    leading to uneasy pregnancy after ovulation. So it is reasonable to infer that using some Chinese
    drugs benefiting the function of corpus luteum or using certain amount of progesterone as
    supplementary treatment after acupuncture, the pregnancy rate could be raised.

  • Relationship Between Blood Radioimmunoreactive Beta-Endorphin and Hand Skin Temperature During The Electro-Acupuncture Induction of Ovulation
  • In this study 11 cycles were PCO and the blood LH level in these cycles was marked higher than that of normal subjects. EA may promote the release of ß-E in the brain and reduce LH-RH secretion from hypothalamus. Therefore, the blood LH content released from the pituitary was decreased. This might be one of the mechanisms of EA ovulation induction.
    These results suggest that in anovulatory cases the hyperactive sympathetic system can be depressed by EA and the function of the hypothalamus-pituitary-ovarian axis can be regulated by EA via central sympathetic system. This might be another possible mechanism of EA ovulation induction.

  • Influence of acupuncture on the pregnancy rate in patients who undergo assisted reproduction therapy
  • RESULT(S):
    Clinical pregnancies were documented in 34 of 80 patients (42.5%) in the acupuncture group, whereas pregnancy rate was only 26.3% (21 out of 80 patients) in the control group.
    Acupuncture seems to be a useful tool for improving pregnancy rate after ART.

Infertility – General

  • Role of acupuncture in the treatment of female infertility
    Although the understanding of acupuncture is based on ancient medical theory, studies have suggested that certain effects of acupuncture are mediated through endogenous opioid peptides in the central nervous system, particularly beta-endorphin. Because these neuropeptides influence gonadotropin secretion through their action on GnRH, it is logical to hypothesize that acupuncture may impact on the menstrual cycle through these neuropeptides. Although studies of adequate design, sample size, and appropriate control on the use of acupuncture on ovulation induction are lacking, there is only one prospective randomized controlled study examining the efficacy of acupuncture in patients undergoing IVF. Besides its central effect, the sympathoinhibitory effects of acupuncture may impact on uterine blood flow.

  • A Nutritional Supplement for Improving Fertility in Women
    Thirty women aged 24-46 years who had tried unsuccessfully to conceive for 6-36 months completed the study.
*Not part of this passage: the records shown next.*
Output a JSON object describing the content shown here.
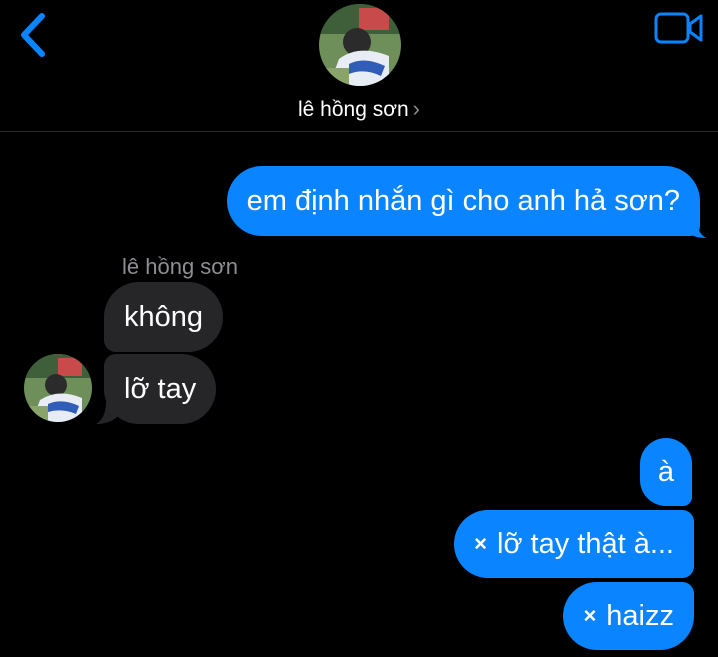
{
  "header": {
    "contact_name": "lê hồng sơn",
    "chevron": "›",
    "back_icon": "chevron-left-icon",
    "video_icon": "video-camera-icon",
    "avatar_icon": "profile-photo"
  },
  "conversation": {
    "sender_label": "lê hồng sơn",
    "messages": [
      {
        "from": "me",
        "text": "em định nhắn gì cho anh hả sơn?"
      },
      {
        "from": "them",
        "text": "không"
      },
      {
        "from": "them",
        "text": "lỡ tay"
      },
      {
        "from": "me",
        "text": "à"
      },
      {
        "from": "me",
        "mark": "×",
        "text": "lỡ tay thật à..."
      },
      {
        "from": "me",
        "mark": "×",
        "text": "haizz"
      }
    ]
  },
  "colors": {
    "accent": "#0a84ff",
    "received_bubble": "#262628",
    "background": "#000000",
    "secondary_text": "#8e8e93"
  }
}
After 3 months, the supplement group (n = 15) demonstrated a trend toward an increase in mean midluteal phase progesterone level (from 8.2 to 12.8 ng/mL, P = .08) and a significant increase in the average number of days in the cycle with basal temperatures >37 degrees C during the luteal phase (6.8-9.7 days, P = .04). The placebo group (n = 15) did not show any notable changes after treatment in any of the parameters studied. After 5 months, 5 of the 15 women in the supplement group were pregnant (33%), and none of the 15 women in the placebo group were (P <.01). No significant side effects were noted. CONCLUSION: Nutritional supplementation may provide an attractive alternative or complement to conventional fertility therapy.

  • Pins and Needles: Could Acupuncture Help Promote Pregnancy?
  • The Mind/Body Connection: Its Role in Fertility and IVF
  • Western Medicine has traditionally been resistant to alternative therapies, focusing on the management of disease after it presents, often ignoring the fact that a particular organ or system actually belongs to a person or patient. Alternative therapies and traditional medicine in many cultures, have focused on the whole person and have generally asked the questions about causation and methods of prevention.
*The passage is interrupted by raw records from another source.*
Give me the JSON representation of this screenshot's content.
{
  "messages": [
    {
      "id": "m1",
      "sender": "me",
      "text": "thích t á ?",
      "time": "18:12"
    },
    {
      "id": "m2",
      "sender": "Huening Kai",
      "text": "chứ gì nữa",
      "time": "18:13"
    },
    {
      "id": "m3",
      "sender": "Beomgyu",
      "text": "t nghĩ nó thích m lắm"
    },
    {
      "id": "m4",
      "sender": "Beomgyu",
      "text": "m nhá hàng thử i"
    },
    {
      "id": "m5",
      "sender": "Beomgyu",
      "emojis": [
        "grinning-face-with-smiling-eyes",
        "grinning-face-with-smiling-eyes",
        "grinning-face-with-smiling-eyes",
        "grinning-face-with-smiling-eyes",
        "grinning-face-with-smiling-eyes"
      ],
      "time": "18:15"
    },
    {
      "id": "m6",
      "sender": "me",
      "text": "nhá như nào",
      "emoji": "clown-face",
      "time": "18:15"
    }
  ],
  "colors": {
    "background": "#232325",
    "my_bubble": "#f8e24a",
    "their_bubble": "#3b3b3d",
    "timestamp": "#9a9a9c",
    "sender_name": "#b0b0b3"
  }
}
    Ignoring lifestyle, diet, exercise and the power of the mind, has forced patients to choose between alternative therapies and Western Medicine instead of combining the best of both worlds. Mind and Body medicine combines modern scientific medicine with psychology, nutrition, exercise, and stress management. ..
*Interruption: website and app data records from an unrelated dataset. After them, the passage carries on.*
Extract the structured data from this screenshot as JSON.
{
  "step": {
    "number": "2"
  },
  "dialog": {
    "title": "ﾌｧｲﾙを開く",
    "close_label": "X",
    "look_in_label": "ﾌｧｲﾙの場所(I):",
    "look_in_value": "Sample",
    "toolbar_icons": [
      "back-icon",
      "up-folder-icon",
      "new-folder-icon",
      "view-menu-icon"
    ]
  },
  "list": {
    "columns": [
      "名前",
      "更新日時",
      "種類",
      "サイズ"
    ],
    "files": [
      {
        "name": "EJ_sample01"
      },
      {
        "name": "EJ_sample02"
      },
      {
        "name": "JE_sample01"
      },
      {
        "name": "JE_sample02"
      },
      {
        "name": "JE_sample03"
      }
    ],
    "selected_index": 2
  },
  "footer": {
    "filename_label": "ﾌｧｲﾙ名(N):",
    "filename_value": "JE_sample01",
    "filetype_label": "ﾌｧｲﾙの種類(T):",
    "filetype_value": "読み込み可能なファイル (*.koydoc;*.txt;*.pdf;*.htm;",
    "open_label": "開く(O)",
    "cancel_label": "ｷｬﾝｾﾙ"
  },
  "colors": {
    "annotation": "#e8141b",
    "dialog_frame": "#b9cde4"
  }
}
Infertility – IVF and IUI

Premature Ovarian Failure (POF)

Inducing Ovulation


Luteal Phase Defect

Male Factor Infertility

Morning Sickness

Labor Induction

Breech Presentation